Results: Any age- and sex-specific mean, quartiles, and 95th percentiles of background serum TCDD concentrations of study participants between ages 18 and 85 years can be estimated from the regressions for the UMDES reference population and the NHANES non-Hispanic white population. For example, for a 50-year-old man in the reference population of UMDES, the mean, quartiles, and 95th percentile serum TCDD concentrations are estimated to be 1.1, 0.6, 1.1, 1.8, and 3.3 parts per trillion, respectively. The study also shows that the UMDES reference population is a valid reference population for serum TCDD concentrations for other predominantly white populations in Michigan.
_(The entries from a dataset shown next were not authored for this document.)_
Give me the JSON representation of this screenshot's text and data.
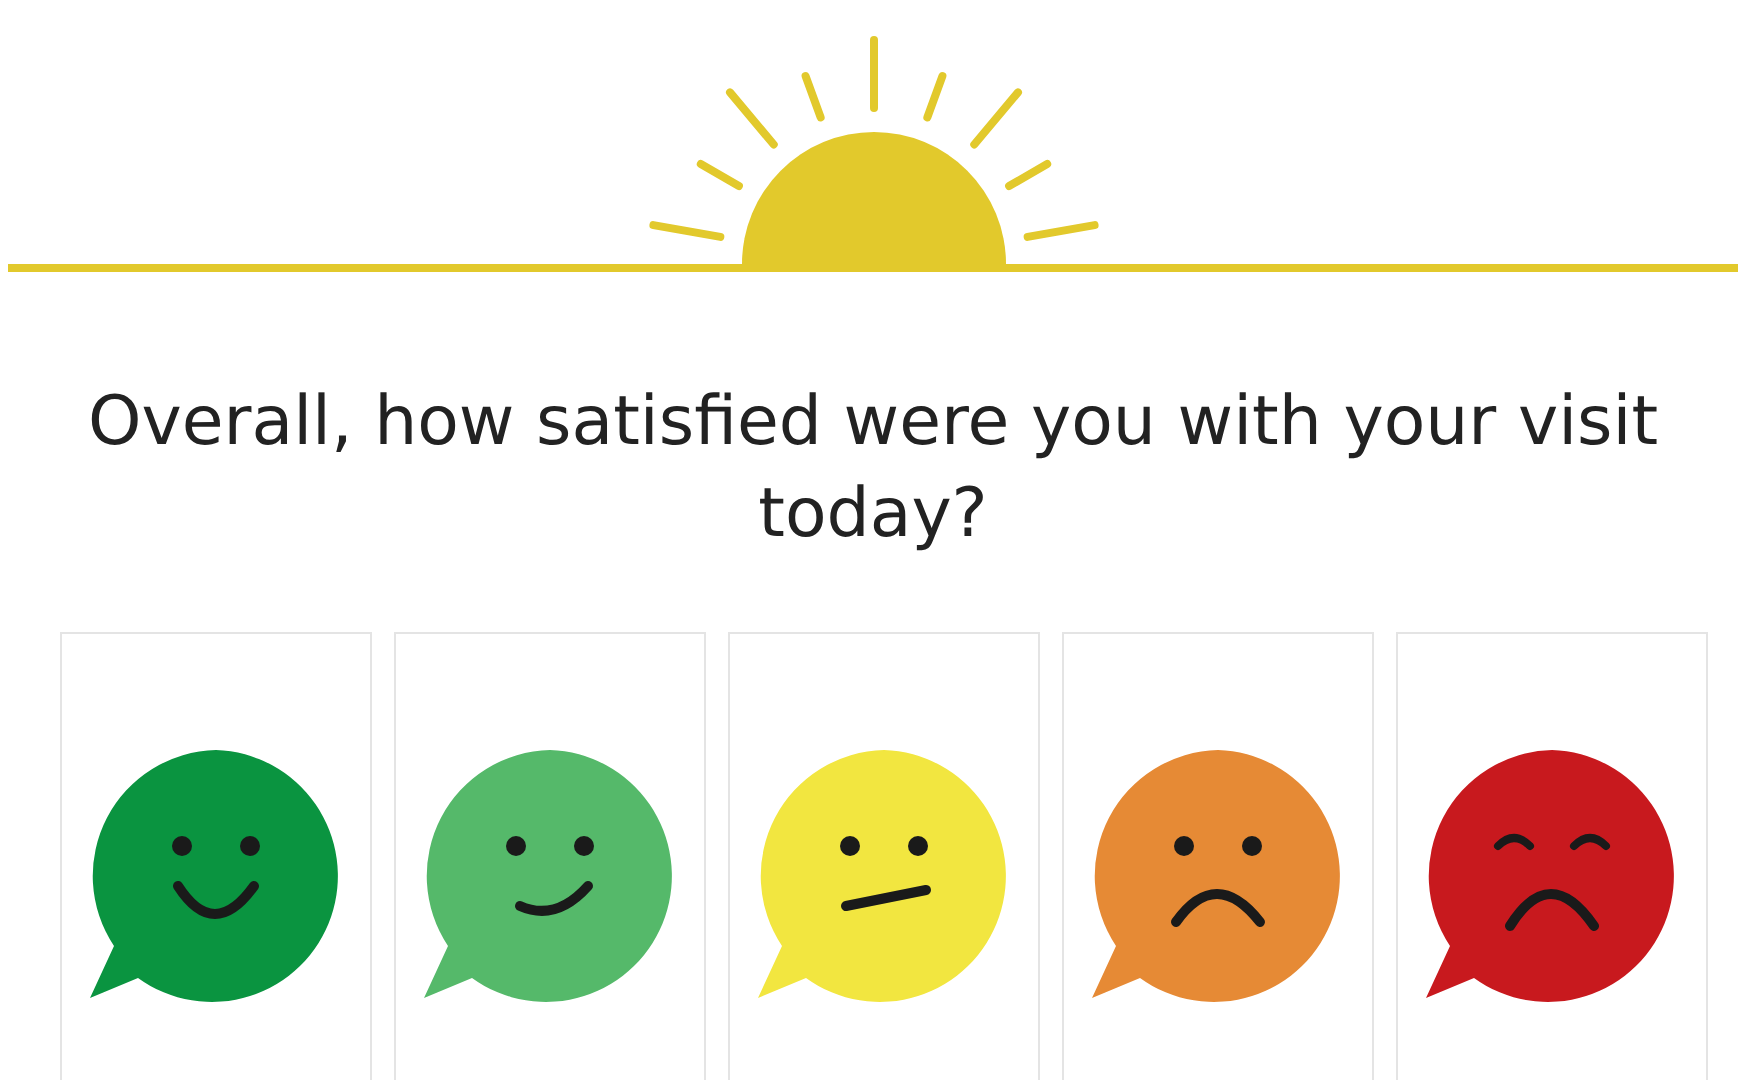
{
  "question": "Overall, how satisfied were you with your visit today?",
  "options": [
    {
      "kind": "very-happy",
      "color": "#0a9440"
    },
    {
      "kind": "happy",
      "color": "#55b96a"
    },
    {
      "kind": "neutral",
      "color": "#f2e640"
    },
    {
      "kind": "sad",
      "color": "#e68a35"
    },
    {
      "kind": "very-sad",
      "color": "#c8191e"
    }
  ]
}
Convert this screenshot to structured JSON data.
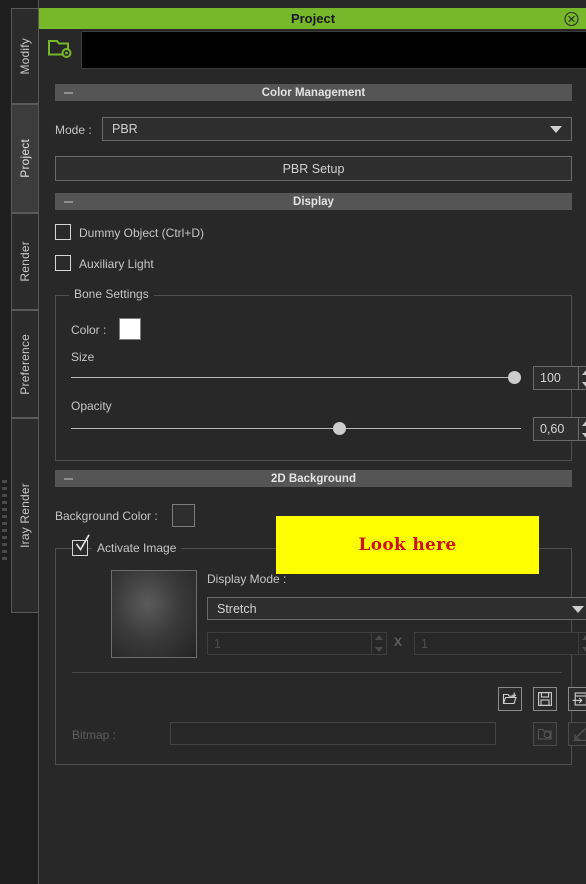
{
  "window": {
    "title": "Project",
    "close_icon": "close-circle-icon",
    "object_icon": "folder-gear-icon",
    "object_field_value": ""
  },
  "sidebar": {
    "tabs": [
      {
        "label": "Modify",
        "active": false
      },
      {
        "label": "Project",
        "active": true
      },
      {
        "label": "Render",
        "active": false
      },
      {
        "label": "Preference",
        "active": false
      },
      {
        "label": "Iray Render",
        "active": false
      }
    ]
  },
  "sections": {
    "color_management": {
      "title": "Color Management",
      "collapse_icon": "minus-icon",
      "mode_label": "Mode :",
      "mode_value": "PBR",
      "mode_dropdown_icon": "chevron-down-icon",
      "pbr_setup_label": "PBR Setup"
    },
    "display": {
      "title": "Display",
      "collapse_icon": "minus-icon",
      "dummy_object_label": "Dummy Object (Ctrl+D)",
      "dummy_object_checked": false,
      "auxiliary_light_label": "Auxiliary Light",
      "auxiliary_light_checked": false,
      "bone_settings": {
        "title": "Bone Settings",
        "color_label": "Color :",
        "color_value": "#ffffff",
        "size_label": "Size",
        "size_value": "100",
        "size_percent": 100,
        "opacity_label": "Opacity",
        "opacity_value": "0,60",
        "opacity_percent": 60
      }
    },
    "background_2d": {
      "title": "2D Background",
      "collapse_icon": "minus-icon",
      "background_color_label": "Background Color :",
      "background_color_value": "#2d2d2d",
      "activate_image_label": "Activate Image",
      "activate_image_checked": true,
      "thumbnail_name": "background-image-thumbnail",
      "display_mode_label": "Display Mode :",
      "display_mode_value": "Stretch",
      "display_mode_dropdown_icon": "chevron-down-icon",
      "tile_x_value": "1",
      "tile_separator": "X",
      "tile_y_value": "1",
      "toolbar_icons": [
        {
          "name": "load-image-icon",
          "enabled": true
        },
        {
          "name": "save-image-icon",
          "enabled": true
        },
        {
          "name": "import-image-icon",
          "enabled": true
        }
      ],
      "bitmap_label": "Bitmap :",
      "bitmap_value": "",
      "bitmap_icons": [
        {
          "name": "browse-bitmap-icon",
          "enabled": false
        },
        {
          "name": "apply-bitmap-icon",
          "enabled": false
        }
      ]
    }
  },
  "annotation": {
    "text": "Look here",
    "background_color": "#ffff00",
    "text_color": "#cc1111"
  },
  "colors": {
    "accent_green": "#76b82a",
    "panel_background": "#282828",
    "section_header": "#555555"
  }
}
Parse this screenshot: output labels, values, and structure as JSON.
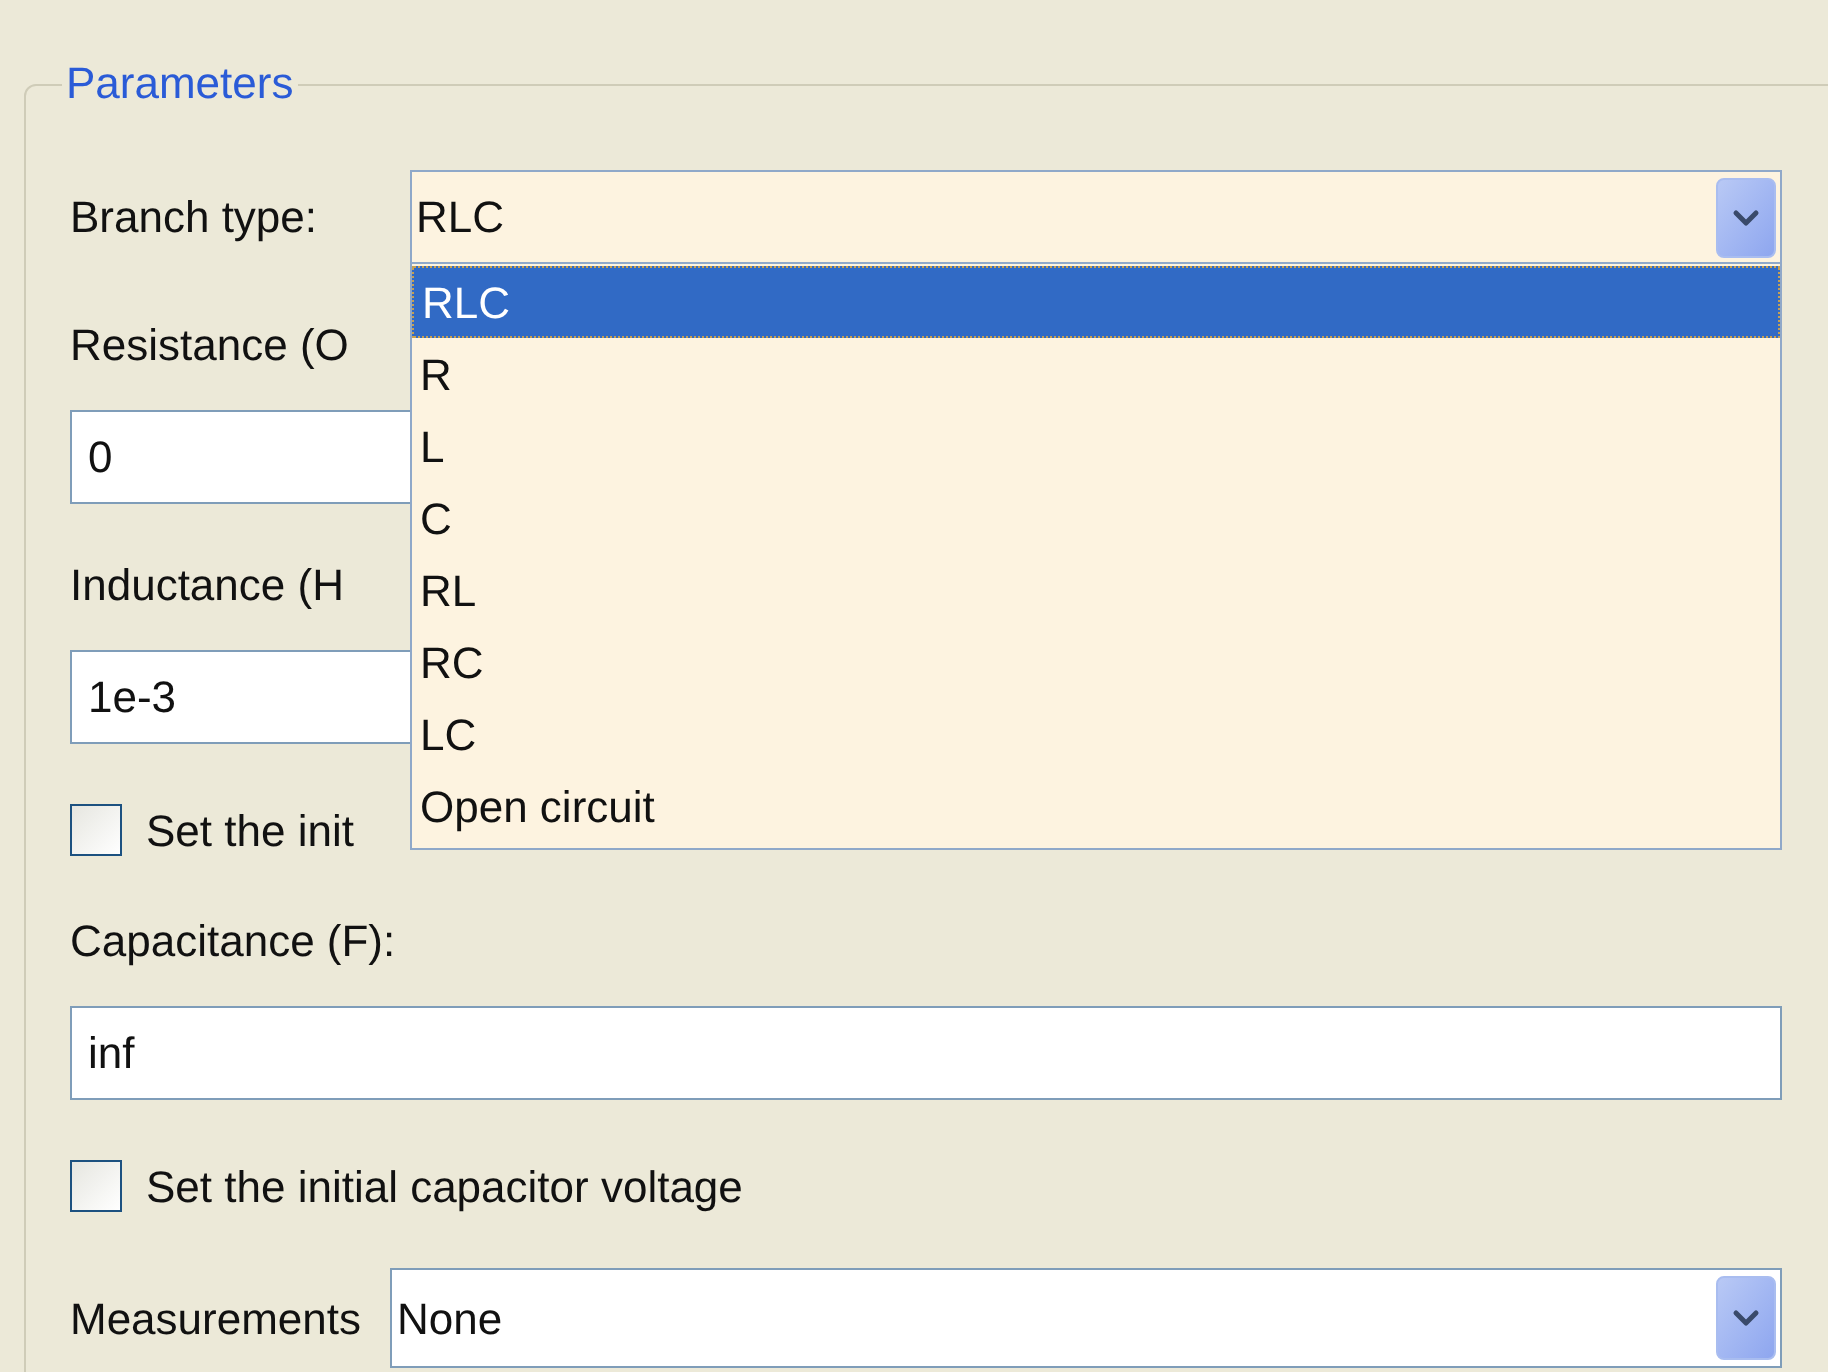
{
  "group": {
    "title": "Parameters"
  },
  "branch_type": {
    "label": "Branch type:",
    "value": "RLC",
    "expanded": true,
    "options": [
      {
        "label": "RLC",
        "selected": true
      },
      {
        "label": "R",
        "selected": false
      },
      {
        "label": "L",
        "selected": false
      },
      {
        "label": "C",
        "selected": false
      },
      {
        "label": "RL",
        "selected": false
      },
      {
        "label": "RC",
        "selected": false
      },
      {
        "label": "LC",
        "selected": false
      },
      {
        "label": "Open circuit",
        "selected": false
      }
    ]
  },
  "fields": [
    {
      "kind": "text",
      "label": "Resistance (O",
      "value": "0"
    },
    {
      "kind": "text",
      "label": "Inductance (H",
      "value": "1e-3"
    },
    {
      "kind": "checkbox",
      "label": "Set the init",
      "checked": false
    },
    {
      "kind": "text",
      "label": "Capacitance (F):",
      "value": "inf"
    },
    {
      "kind": "checkbox",
      "label": "Set the initial capacitor voltage",
      "checked": false
    }
  ],
  "measurements": {
    "label": "Measurements",
    "value": "None"
  }
}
Conclusion: The serum TCDD concentrations increased with age and increased more over age in women than in men, and hence estimation of background concentrations must be adjusted for age and sex. The methods and results discussed in this article have wide application in studies of the concentrations of chemicals in human serum and in environmental samples.

From the aDepartment of Biostatistics, Mailman School of Public Health, Columbia University, New York, NY; Departments of bBiostatistics and cEnvironmental Health Sciences, University of Michigan School of Public Health, Ann Arbor, MI; dRisk Science Center, University of Michigan School of Public Health, Ann Arbor, MI; eSurvey Research Center, Institute for Social Research, University of Michigan, Ann Arbor, MI; fDepartment of Civil and Environmental Engineering, University of Michigan College of Engineering, Ann Arbor, MI; and gEnviro Solutions Consulting, Inc., Jasper, GA.

Submitted 12 August 2008; accepted 23 February 2009; posted 11 March 2010.

Supported by the Dow Chemical Company.

Correspondence: Qixuan Chen, 722 West 168 St., R652, New York, NY 10032. E-mail:

© 2010 Lippincott Williams & Wilkins, Inc.